This kind of infiltration creates an "enemy within" atmosphere. The party suspects that Arphaxad has been infected, but has someone else as well? Has the little halfling passed it on to another party member? Are they all infected? If they head to the city to look for healing, how will they know who has been infected? Whom can they tell? Who will believe them? Does healing the corruption endanger the healer? Is an infected party member actually working for the enemy? Real paranoia and fear can result when characters don't know whom to trust.
If that approach is too melodramatic for your players, or if you just want to convert that suspense into a different kind of tension, move things along from infiltration and corruption and leap right into open invasion. Just after the party gets back to the Free City of Gath and finds that a heal spell is sufficient to restore Arphaxad to wholeness of body and mind, the alien menace reveals itself in open war upon the world, bringing forth its own alien hordes as well as its corrupted minions! At this point, Arphaxad and her friends don't need to worry about whether the enemy's existence is a secret. Now it is all about facing down an enemy that knows neither pain nor fear, only hunger and hate. Of course, even in open war the "enemy within" concept applies, as those who fight are always at risk of being corrupted and turned to the side of the enemy. Your ally today may be your enemy tomorrow!
An interesting tweak to throw into an invasion by a truly alien Other is the idea of strange alliances against a common enemy. Perhaps the Northern League Orcs and the Free Cities of the Coast will put aside their enmity to unite against the alien hordes that threaten to overwhelm them both. Or maybe they won't, unless Rashean can serve as a diplomat from the Free Cities to make assurances, offer payment, or perform some sort of service to the league. Even if they do ally, you still have the fear of betrayal among ancient enemies, and maybe the enemy, however alien it may be, is cunning enough to arrange an incident of some sort to drive a wedge between those who resist it.
The idea of an invasion is different from a campaign set against a backdrop of war between known elements in the world (though if you set it up right, you can accomplish many of the things). It is a glimpse into something from beyond, something unfriendly, and something that is coming to get you! This kind of a campaign has a bit of a desperate feel to it, so if your players want to spend a lot of time researching spells and making magic items and building kingdoms or business guilds and that sort of thing, it's probably not a good idea. With few exceptions, Rashean, Mikko, Arphaxad, and Melantha aren't very tied down in that fashion, so it's a good fit for them. If your group is similar, your characters -- and players -- might thrive under the constant sense of impending danger and urgency.
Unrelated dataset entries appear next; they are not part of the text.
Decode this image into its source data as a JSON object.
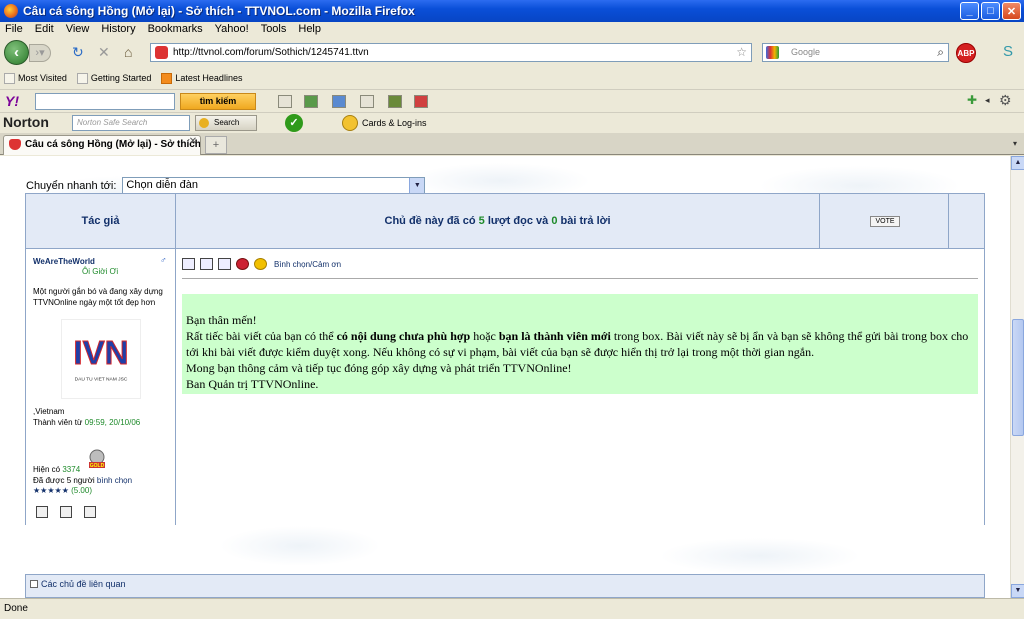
{
  "window": {
    "title": "Câu cá sông Hồng (Mở lại) - Sở thích - TTVNOL.com - Mozilla Firefox",
    "minimize": "_",
    "maximize": "□",
    "close": "✕"
  },
  "menu": [
    "File",
    "Edit",
    "View",
    "History",
    "Bookmarks",
    "Yahoo!",
    "Tools",
    "Help"
  ],
  "nav": {
    "url": "http://ttvnol.com/forum/Sothich/1245741.ttvn",
    "search_placeholder": "Google",
    "abp_label": "ABP"
  },
  "bookmarks": [
    "Most Visited",
    "Getting Started",
    "Latest Headlines"
  ],
  "yahoo_toolbar": {
    "logo": "Y!",
    "search_button": "tìm kiếm"
  },
  "norton_toolbar": {
    "logo": "Norton",
    "search_placeholder": "Norton Safe Search",
    "search_button": "Search",
    "cards_label": "Cards & Log-ins"
  },
  "tabs": [
    {
      "label": "Câu cá sông Hồng (Mở lại) - Sở thích ...",
      "active": true
    }
  ],
  "page": {
    "jump_label": "Chuyển nhanh tới:",
    "jump_select": "Chọn diễn đàn",
    "header": {
      "author_col": "Tác giả",
      "title_prefix": "Chủ đề này đã có",
      "views": "5",
      "views_label": "lượt đọc và",
      "replies": "0",
      "replies_label": "bài trả lời",
      "vote_button": "VOTE"
    },
    "user": {
      "name": "WeAreTheWorld",
      "rank": "Ôi Giời Ơi",
      "bio": "Một người gắn bó và đang xây dựng TTVNOnline ngày một tốt đẹp hơn",
      "logo_text": "IVN",
      "logo_sub": "DAU TU VIET NAM JSC",
      "location": ",Vietnam",
      "member_since_label": "Thành viên từ",
      "member_since": "09:59, 20/10/06",
      "posts_label": "Hiện có",
      "posts": "3374",
      "gold_label": "GOLD",
      "voted_label": "Đã được 5 người",
      "voted_link": "bình chọn",
      "stars": "★★★★★",
      "score": "(5.00)"
    },
    "post": {
      "vote_link": "Bình chọn/Cảm ơn",
      "greeting": "Bạn thân mến!",
      "line1_a": "Rất tiếc bài viết của bạn có thể",
      "line1_b": "có nội dung chưa phù hợp",
      "line1_c": "hoặc",
      "line1_d": "bạn là thành viên mới",
      "line1_e": "trong box. Bài viết này sẽ bị ẩn và bạn sẽ không thể gửi bài trong box cho tới khi bài viết được kiểm duyệt xong. Nếu không có sự vi phạm, bài viết của bạn sẽ được hiển thị trở lại trong một thời gian ngắn.",
      "line2": "Mong bạn thông cảm và tiếp tục đóng góp xây dựng và phát triển TTVNOnline!",
      "signature": "Ban Quản trị TTVNOnline."
    },
    "related": "Các chủ đề liên quan"
  },
  "status": "Done"
}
About the Author
Jason Nelson lives in Seattle with his wife (Judy), daughter (Meshia), son (Allen), and dog (Bear). He is a part-time homemaker, part-time medical transcriptionist, part-time Ph.D. candidate in social & cultural foundations of education, and is an active and committed born-again Christian. He began playing D&D in 1981 and currently runs one campaign while playing in two others.